My only real point is that the climate has changed, but tradition and law have not.  Apparently, the current Vienna farmers’ market runs through October because, once upon a time, the Fairfax County market that eventually became the Oak-Marr farmers’ market ran for that period of time.  And the dates stuck.

But now, the open-field growing season is now (nominally) three weeks longer than it was when that end-of-October date was fixed.  And technology has changed, with poly tunnel greenhouses being a common sight in both the Northern Neck of Virginia and in the Maryland/southern Pennsylvania areas where much of our local produce comes from.

Even now, it’s not as if October 31 is written in stone.  The last time I looked at this issue, I tabulated the end dates for several local farmers’ markets.  This is based on websites for Falls Church, Fairfax City, and Fairfax County farmers’ markets.

Vienna October
Fairfax City October
  Wakefield October
  Kingstowne October
  Oak Marr November
  Lorton November
  Annandale November
  Herndon November
  McLean November
  Mount Vernon December
  Burke December
  Reston December
Falls Church None (year round)

My guess is, give it another decade or two, and even my local government will notice the increasing mismatch between when commercial farmers can grow crops locally, and when they can sell crops locally.  Or, at least, sell them within the boundaries of the Town of Vienna.

Finally, it’s probably worth the time to bring up exactly why these farmers’ markets are of such value to the sellers, let alone the buyers.

The fact is, direct farmer-to-consumer produce sales are ridiculously inefficient in terms of labor, transportation and fuel costs, permits, and just about every other physical or legal aspect you can think of.

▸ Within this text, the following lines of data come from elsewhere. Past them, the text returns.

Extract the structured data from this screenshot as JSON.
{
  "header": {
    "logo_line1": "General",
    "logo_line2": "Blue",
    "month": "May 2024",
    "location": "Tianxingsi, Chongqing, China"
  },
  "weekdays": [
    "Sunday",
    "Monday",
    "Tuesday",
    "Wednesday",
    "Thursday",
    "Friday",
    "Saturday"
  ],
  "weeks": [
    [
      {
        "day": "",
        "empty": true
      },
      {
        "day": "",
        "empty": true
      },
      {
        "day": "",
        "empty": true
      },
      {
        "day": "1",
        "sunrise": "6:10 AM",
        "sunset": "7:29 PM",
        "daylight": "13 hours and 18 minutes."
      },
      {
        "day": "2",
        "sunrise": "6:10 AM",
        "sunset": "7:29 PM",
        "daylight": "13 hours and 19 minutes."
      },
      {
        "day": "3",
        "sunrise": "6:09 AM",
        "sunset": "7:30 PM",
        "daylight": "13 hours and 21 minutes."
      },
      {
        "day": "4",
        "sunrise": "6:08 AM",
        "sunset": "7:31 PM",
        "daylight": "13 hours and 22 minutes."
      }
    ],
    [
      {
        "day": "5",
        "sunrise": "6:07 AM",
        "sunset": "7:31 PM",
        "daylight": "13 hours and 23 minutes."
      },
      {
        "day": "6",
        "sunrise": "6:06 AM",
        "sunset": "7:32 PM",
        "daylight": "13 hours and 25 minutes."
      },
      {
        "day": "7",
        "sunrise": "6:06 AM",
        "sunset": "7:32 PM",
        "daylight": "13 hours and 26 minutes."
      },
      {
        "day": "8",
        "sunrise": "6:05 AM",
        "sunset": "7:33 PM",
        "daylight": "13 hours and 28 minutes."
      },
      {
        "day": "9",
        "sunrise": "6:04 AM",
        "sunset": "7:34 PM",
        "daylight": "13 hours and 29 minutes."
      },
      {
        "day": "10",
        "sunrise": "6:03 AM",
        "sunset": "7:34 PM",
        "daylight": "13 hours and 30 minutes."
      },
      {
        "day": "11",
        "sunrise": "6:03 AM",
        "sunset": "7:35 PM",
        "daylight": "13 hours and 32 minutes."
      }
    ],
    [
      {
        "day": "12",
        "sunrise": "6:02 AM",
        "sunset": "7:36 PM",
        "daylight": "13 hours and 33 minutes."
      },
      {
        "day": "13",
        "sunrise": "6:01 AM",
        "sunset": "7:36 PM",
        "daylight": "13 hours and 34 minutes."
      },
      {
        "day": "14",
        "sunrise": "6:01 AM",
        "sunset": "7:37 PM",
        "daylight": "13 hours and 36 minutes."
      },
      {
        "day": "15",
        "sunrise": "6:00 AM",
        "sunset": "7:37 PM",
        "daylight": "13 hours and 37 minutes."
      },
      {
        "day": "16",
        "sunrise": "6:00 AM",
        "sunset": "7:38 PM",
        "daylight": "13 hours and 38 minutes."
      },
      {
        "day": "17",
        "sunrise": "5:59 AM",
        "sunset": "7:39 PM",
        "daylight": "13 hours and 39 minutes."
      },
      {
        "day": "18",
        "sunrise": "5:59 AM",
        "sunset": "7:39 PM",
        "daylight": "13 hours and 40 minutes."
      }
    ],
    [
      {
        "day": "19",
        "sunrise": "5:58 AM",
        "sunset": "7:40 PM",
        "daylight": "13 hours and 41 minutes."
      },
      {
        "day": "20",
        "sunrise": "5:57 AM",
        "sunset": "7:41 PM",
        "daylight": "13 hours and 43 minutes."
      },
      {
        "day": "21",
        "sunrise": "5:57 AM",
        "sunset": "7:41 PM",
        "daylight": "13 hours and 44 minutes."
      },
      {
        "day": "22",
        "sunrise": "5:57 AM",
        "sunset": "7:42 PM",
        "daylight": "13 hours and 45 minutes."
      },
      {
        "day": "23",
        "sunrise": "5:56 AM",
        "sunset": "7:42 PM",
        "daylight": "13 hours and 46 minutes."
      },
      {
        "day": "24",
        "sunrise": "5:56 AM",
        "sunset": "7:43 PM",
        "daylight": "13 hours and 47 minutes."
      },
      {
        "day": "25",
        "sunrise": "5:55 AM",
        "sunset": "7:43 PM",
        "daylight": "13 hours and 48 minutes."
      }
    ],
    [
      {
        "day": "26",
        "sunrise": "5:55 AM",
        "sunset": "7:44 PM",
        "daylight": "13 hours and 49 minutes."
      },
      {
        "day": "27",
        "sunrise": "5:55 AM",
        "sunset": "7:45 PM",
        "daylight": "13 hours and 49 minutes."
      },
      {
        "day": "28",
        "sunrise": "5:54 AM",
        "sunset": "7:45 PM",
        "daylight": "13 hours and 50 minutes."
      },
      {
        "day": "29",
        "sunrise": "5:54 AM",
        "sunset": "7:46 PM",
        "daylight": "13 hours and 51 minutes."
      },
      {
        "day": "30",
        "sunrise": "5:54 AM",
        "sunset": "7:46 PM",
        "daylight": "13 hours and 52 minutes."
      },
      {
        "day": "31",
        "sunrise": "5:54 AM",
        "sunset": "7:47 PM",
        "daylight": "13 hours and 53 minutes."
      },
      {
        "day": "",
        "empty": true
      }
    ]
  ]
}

But the higher per-unit revenues make it work.  For every dollar’s worth of vegetables bought at the grocery, farmers collect maybe 25 cents.  If they can  sell produce directly to consumers at anything  near a grocery-store price, they collect several multiples of what they’d get from the industrial food chain.  That higher per-unit revenue pays for a lot of diesel and a lot of work hours.